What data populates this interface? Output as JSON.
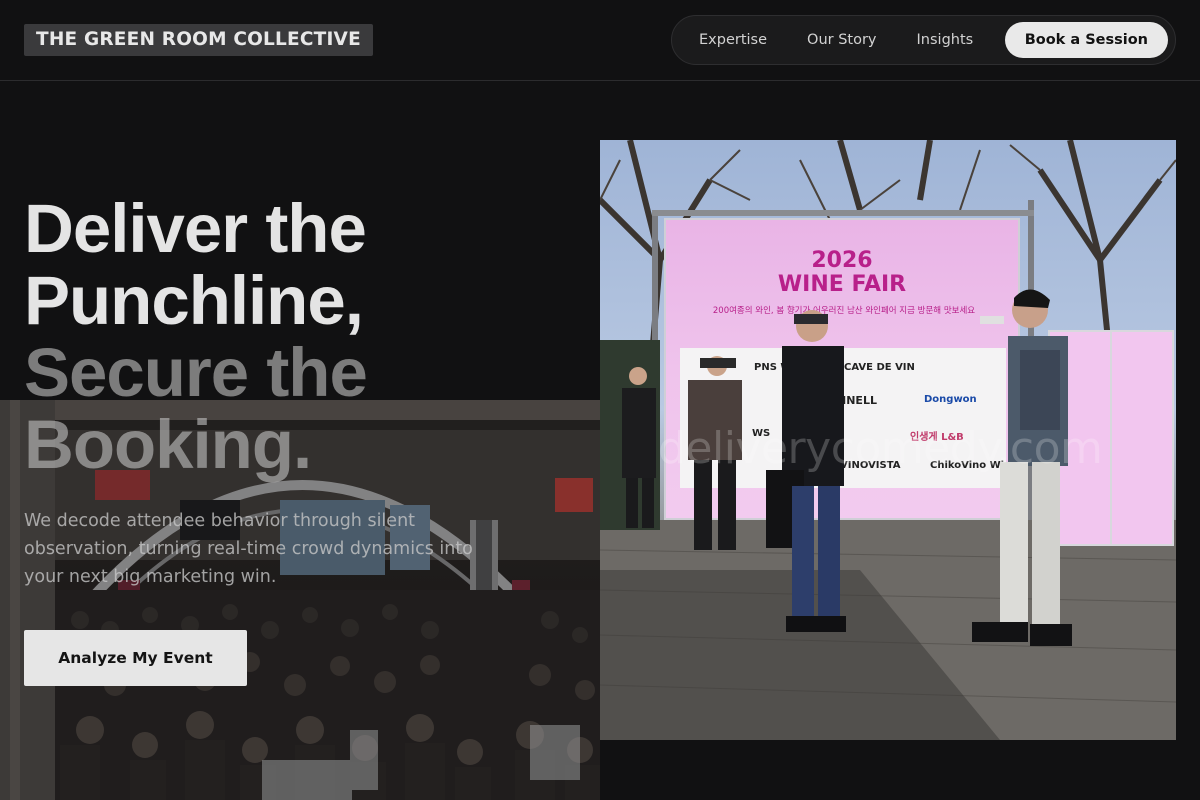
{
  "header": {
    "logo": "THE GREEN ROOM COLLECTIVE",
    "nav": [
      {
        "label": "Expertise"
      },
      {
        "label": "Our Story"
      },
      {
        "label": "Insights"
      }
    ],
    "cta_label": "Book a Session"
  },
  "hero": {
    "title_lines": [
      "Deliver the",
      "Punchline,",
      "Secure the",
      "Booking."
    ],
    "subtitle": "We decode attendee behavior through silent observation, turning real-time crowd dynamics into your next big marketing win.",
    "button_label": "Analyze My Event"
  },
  "fair_photo": {
    "banner_year": "2026",
    "banner_title": "WINE FAIR",
    "banner_korean": "200여종의 와인, 봄 향기가 어우러진 남산 와인페어 지금 방문해 맛보세요",
    "logos": [
      "PNS WINE",
      "CAVE DE VIN",
      "WINELL",
      "Dongwon",
      "WS",
      "인생게 L&B",
      "ChikoVino Wine",
      "VINOVISTA"
    ],
    "watermark": "deliverycomedy.com"
  },
  "colors": {
    "background": "#111112",
    "cta_bg": "#e9e9e9",
    "banner_pink": "#efc3ec",
    "banner_text": "#b8208a"
  }
}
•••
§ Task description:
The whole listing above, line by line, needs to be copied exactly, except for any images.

§ Output for this exercise:
What data populates this interface? Output as JSON.
{
  "header": {
    "logo": "THE GREEN ROOM COLLECTIVE",
    "nav": [
      {
        "label": "Expertise"
      },
      {
        "label": "Our Story"
      },
      {
        "label": "Insights"
      }
    ],
    "cta_label": "Book a Session"
  },
  "hero": {
    "title_lines": [
      "Deliver the",
      "Punchline,",
      "Secure the",
      "Booking."
    ],
    "subtitle": "We decode attendee behavior through silent observation, turning real-time crowd dynamics into your next big marketing win.",
    "button_label": "Analyze My Event"
  },
  "fair_photo": {
    "banner_year": "2026",
    "banner_title": "WINE FAIR",
    "banner_korean": "200여종의 와인, 봄 향기가 어우러진 남산 와인페어 지금 방문해 맛보세요",
    "logos": [
      "PNS WINE",
      "CAVE DE VIN",
      "WINELL",
      "Dongwon",
      "WS",
      "인생게 L&B",
      "ChikoVino Wine",
      "VINOVISTA"
    ],
    "watermark": "deliverycomedy.com"
  },
  "colors": {
    "background": "#111112",
    "cta_bg": "#e9e9e9",
    "banner_pink": "#efc3ec",
    "banner_text": "#b8208a"
  }
}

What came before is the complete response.